# ABOUT THIS TASK:
Could you count the lines in the data that contain "Save"? Reply with the number only.
START DATASET RECORDS
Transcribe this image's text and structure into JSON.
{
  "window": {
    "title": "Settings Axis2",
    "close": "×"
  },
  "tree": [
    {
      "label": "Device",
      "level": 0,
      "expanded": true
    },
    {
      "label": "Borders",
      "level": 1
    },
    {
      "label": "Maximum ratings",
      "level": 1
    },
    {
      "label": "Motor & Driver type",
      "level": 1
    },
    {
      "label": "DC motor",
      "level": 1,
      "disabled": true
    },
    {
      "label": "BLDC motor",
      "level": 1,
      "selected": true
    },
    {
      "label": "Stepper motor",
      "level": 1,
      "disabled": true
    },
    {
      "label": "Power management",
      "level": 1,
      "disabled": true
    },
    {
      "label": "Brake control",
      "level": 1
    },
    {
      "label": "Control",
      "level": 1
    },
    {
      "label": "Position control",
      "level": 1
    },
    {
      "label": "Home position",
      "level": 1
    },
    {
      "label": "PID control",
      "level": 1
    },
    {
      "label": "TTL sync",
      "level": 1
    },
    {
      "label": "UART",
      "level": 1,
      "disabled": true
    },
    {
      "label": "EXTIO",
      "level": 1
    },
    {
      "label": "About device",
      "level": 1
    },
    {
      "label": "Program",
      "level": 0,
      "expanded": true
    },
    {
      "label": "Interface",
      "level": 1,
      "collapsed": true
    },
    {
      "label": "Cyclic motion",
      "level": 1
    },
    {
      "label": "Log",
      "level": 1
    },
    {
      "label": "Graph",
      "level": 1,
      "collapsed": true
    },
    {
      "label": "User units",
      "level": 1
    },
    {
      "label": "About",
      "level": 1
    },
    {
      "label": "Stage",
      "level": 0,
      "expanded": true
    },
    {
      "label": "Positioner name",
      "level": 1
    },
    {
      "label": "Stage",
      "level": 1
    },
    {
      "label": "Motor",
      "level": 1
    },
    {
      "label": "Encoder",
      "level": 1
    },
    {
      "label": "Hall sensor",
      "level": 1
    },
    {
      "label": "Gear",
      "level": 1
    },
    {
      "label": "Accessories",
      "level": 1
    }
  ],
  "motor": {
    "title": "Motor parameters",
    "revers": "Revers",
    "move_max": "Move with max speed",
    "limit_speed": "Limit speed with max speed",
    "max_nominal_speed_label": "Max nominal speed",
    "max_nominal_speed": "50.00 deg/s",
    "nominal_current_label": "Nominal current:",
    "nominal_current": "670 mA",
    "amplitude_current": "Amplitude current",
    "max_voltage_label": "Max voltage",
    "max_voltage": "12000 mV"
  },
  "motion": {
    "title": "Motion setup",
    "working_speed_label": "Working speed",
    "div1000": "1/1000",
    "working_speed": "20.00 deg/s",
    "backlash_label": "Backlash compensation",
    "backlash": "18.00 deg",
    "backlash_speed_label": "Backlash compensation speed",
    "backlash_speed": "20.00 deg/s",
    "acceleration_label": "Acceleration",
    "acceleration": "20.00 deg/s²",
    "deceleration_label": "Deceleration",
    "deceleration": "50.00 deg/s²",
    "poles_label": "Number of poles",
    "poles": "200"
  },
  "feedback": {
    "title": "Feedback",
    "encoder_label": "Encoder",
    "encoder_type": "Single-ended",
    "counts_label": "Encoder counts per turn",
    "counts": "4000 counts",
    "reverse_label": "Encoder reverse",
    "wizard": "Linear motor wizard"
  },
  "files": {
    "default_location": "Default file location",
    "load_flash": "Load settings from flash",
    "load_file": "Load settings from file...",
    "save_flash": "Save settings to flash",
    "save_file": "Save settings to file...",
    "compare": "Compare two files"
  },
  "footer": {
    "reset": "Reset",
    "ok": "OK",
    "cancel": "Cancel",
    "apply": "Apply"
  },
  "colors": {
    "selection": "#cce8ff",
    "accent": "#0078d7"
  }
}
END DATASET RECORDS
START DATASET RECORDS
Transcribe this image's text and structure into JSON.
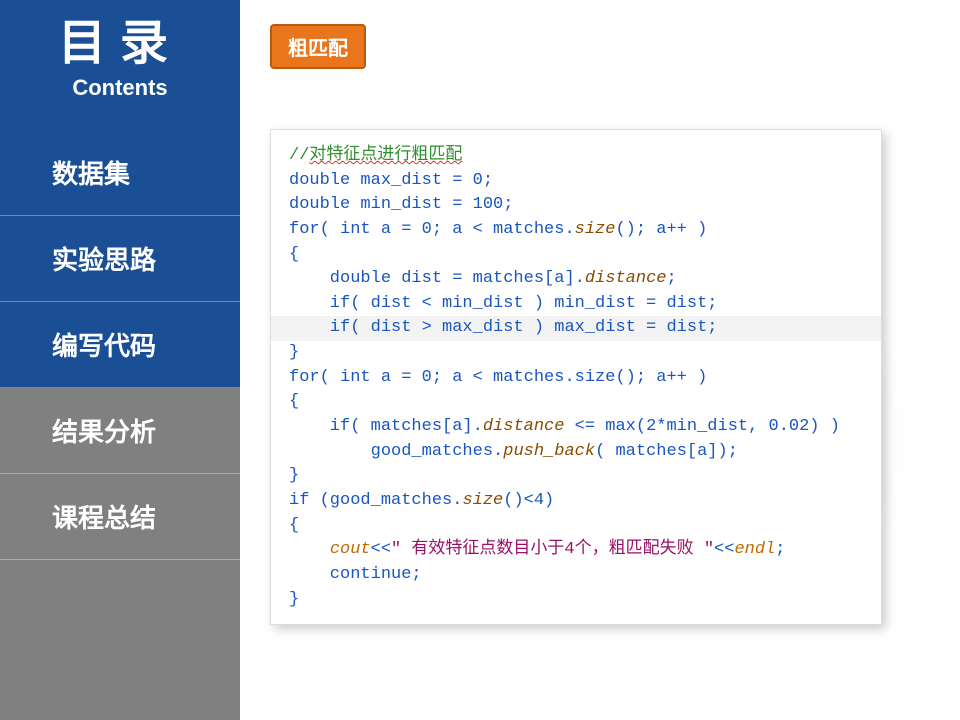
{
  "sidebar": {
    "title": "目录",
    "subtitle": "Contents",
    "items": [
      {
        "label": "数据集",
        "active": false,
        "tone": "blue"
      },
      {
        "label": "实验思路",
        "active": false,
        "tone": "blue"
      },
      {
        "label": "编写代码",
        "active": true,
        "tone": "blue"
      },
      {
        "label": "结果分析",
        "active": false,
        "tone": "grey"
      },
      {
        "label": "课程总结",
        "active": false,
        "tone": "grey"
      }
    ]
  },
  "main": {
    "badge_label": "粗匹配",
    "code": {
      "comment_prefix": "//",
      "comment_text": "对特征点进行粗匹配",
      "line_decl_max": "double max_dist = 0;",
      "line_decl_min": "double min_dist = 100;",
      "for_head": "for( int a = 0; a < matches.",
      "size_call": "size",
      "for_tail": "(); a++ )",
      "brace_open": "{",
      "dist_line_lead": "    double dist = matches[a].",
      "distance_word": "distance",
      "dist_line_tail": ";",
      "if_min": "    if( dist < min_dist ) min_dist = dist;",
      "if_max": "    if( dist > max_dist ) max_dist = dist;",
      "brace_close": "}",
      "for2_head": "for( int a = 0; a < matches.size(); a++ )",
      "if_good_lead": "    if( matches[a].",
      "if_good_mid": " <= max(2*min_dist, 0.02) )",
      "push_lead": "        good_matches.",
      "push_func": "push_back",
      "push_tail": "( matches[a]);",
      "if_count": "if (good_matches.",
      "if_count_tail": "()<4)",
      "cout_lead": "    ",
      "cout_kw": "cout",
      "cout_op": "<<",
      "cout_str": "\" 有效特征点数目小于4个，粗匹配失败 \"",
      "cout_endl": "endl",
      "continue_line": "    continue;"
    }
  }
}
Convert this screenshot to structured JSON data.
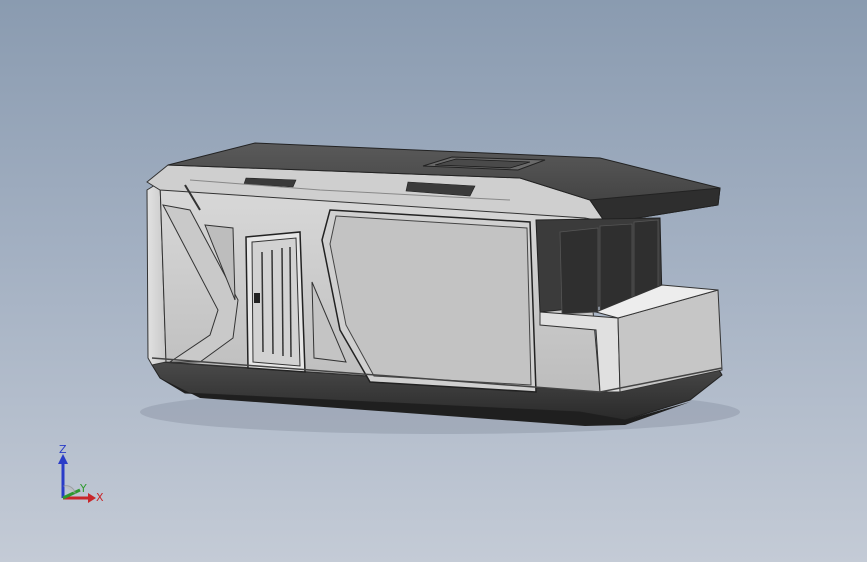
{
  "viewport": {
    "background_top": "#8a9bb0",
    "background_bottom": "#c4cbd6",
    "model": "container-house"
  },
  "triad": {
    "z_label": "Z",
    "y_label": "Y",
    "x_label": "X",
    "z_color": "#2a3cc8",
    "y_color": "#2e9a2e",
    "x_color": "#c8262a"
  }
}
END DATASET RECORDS
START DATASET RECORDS
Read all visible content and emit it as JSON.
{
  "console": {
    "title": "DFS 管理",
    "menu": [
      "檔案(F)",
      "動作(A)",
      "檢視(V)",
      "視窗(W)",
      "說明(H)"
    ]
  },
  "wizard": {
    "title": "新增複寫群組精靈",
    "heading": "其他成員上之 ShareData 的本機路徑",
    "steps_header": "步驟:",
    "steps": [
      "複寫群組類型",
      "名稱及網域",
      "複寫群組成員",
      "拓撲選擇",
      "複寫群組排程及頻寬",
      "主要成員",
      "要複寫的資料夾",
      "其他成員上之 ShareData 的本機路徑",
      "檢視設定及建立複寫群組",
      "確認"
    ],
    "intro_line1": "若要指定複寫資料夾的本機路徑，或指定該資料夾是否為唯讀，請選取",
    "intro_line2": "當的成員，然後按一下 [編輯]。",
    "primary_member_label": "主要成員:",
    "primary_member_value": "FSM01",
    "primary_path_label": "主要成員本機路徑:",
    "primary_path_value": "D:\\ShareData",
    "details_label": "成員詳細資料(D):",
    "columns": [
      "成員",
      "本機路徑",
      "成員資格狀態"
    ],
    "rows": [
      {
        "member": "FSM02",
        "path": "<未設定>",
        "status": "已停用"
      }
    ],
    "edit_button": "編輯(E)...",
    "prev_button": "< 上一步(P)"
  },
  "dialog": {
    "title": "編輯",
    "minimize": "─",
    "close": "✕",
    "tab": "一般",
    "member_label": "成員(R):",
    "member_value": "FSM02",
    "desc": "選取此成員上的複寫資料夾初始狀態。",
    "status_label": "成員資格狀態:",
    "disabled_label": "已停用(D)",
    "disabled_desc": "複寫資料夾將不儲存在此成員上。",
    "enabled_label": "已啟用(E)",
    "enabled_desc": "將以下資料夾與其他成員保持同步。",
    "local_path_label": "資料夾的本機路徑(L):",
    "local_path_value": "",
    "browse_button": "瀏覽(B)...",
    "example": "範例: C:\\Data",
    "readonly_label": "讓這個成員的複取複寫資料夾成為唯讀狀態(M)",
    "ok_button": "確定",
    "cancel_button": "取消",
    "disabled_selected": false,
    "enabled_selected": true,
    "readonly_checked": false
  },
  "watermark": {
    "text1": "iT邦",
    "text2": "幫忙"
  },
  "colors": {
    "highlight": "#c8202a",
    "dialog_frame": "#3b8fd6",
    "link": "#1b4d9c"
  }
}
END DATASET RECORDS
# EXERCISE RESULT:
2